• **PROBLEM TO SOLVE**
Go through the listing below and return each line that includes "heading".

• **DATA**
- - - -
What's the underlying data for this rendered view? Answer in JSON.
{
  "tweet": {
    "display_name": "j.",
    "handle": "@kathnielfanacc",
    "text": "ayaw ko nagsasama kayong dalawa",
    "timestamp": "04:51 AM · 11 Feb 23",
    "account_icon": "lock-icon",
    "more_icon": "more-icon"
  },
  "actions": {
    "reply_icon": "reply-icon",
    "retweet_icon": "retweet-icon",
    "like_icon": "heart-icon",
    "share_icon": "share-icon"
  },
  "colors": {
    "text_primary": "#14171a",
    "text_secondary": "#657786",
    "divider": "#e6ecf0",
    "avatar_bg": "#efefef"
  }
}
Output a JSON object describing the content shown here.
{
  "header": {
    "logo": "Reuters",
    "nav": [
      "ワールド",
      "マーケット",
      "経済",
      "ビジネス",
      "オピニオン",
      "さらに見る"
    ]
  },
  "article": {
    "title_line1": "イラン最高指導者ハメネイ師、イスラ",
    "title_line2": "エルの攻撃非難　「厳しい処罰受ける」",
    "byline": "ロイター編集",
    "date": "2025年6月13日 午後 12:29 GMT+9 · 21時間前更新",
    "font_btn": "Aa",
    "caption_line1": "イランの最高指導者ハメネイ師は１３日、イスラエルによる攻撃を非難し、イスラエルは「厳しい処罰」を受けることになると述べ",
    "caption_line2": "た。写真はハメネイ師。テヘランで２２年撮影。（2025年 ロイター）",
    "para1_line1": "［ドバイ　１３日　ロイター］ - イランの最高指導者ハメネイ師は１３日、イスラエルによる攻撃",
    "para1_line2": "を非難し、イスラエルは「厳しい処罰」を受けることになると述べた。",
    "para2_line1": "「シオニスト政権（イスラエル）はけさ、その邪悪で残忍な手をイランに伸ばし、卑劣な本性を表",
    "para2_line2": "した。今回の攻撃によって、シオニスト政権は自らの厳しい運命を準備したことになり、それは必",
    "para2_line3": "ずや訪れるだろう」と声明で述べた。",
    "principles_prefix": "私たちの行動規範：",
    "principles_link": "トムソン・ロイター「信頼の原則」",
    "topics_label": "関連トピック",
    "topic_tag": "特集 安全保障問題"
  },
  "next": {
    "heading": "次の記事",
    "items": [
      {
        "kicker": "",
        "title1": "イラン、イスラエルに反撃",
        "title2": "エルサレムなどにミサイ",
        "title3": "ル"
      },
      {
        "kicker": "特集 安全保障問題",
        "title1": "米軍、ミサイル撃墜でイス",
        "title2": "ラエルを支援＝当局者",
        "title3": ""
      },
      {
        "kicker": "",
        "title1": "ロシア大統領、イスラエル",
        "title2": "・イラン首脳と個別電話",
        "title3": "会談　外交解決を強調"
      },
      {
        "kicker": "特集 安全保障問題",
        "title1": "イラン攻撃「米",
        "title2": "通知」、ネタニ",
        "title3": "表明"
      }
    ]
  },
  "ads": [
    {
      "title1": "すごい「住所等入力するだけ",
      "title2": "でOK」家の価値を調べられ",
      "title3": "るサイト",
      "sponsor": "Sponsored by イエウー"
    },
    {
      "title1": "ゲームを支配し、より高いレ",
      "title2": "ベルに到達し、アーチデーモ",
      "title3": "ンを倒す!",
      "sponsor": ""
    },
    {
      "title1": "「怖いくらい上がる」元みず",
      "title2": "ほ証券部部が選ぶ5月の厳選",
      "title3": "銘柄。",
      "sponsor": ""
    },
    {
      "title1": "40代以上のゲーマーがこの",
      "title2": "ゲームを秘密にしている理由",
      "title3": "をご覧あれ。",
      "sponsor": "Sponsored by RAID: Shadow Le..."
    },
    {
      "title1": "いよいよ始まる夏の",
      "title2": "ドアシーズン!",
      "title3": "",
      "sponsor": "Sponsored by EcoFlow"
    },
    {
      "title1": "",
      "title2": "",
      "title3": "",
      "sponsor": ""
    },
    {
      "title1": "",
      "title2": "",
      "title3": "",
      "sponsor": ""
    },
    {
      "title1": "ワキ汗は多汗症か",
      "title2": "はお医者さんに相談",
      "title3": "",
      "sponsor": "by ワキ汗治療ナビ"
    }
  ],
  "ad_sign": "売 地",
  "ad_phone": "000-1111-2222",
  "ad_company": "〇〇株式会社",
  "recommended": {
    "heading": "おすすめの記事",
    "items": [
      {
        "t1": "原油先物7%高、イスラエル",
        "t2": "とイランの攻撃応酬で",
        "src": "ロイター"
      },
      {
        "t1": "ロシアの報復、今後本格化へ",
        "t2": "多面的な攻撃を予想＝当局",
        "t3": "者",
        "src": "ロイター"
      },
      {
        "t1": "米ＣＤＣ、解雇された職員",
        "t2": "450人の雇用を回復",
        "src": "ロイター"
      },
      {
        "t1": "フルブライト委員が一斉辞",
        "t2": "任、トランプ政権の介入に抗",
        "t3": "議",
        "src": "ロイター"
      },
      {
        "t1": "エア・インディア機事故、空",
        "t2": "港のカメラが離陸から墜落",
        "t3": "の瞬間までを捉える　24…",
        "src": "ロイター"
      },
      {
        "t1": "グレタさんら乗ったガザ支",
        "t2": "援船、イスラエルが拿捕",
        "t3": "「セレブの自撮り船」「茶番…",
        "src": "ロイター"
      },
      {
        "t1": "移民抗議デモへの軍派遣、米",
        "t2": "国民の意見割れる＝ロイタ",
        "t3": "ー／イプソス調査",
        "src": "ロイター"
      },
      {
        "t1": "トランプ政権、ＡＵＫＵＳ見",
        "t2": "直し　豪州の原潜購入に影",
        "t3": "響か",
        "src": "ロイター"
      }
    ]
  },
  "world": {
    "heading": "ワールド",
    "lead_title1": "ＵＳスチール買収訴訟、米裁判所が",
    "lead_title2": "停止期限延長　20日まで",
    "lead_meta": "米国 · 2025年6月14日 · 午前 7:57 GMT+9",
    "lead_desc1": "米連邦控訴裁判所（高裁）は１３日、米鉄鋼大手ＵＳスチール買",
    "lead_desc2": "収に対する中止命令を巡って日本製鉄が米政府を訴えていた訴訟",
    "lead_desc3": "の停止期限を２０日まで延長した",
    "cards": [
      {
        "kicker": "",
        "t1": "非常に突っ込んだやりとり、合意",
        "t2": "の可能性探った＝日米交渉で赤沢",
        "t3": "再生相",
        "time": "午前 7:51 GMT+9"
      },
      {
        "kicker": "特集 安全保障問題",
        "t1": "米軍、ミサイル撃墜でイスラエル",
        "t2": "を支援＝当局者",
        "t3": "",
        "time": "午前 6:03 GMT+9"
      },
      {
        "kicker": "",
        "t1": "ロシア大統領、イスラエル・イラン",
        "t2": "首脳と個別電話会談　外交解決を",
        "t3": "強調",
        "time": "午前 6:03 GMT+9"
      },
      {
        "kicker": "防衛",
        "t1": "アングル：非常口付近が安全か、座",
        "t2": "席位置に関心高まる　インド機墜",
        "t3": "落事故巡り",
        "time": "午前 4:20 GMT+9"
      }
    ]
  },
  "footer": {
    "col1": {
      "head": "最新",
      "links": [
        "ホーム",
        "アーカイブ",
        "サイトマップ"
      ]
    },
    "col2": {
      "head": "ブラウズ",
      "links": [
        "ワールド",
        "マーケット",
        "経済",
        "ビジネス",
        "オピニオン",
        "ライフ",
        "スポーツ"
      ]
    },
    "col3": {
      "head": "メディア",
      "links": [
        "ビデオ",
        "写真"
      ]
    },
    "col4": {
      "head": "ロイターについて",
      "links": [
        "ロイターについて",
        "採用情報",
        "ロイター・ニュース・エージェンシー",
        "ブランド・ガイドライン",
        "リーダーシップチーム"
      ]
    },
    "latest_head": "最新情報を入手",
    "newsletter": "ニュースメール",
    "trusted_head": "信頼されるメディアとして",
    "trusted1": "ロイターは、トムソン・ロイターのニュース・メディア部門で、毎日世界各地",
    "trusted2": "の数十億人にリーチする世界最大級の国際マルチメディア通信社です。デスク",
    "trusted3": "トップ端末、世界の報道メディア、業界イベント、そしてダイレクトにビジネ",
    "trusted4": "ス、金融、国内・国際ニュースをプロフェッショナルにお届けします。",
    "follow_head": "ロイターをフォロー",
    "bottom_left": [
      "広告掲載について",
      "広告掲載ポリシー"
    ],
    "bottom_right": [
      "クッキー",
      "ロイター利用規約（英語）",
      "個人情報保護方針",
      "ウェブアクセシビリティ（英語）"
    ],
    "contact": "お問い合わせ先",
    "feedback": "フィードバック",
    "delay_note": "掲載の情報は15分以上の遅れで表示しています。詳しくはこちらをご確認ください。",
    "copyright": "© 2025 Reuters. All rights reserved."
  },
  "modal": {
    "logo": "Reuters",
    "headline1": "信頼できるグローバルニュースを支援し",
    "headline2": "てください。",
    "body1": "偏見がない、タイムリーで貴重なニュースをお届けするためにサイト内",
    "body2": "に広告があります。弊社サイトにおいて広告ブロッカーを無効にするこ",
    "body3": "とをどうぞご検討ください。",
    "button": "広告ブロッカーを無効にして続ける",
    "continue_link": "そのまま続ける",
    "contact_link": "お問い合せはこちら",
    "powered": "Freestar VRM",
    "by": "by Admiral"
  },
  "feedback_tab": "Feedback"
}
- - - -
• **TASK ANSWER**
    "heading": "次の記事",
    "heading": "おすすめの記事",
    "heading": "ワールド",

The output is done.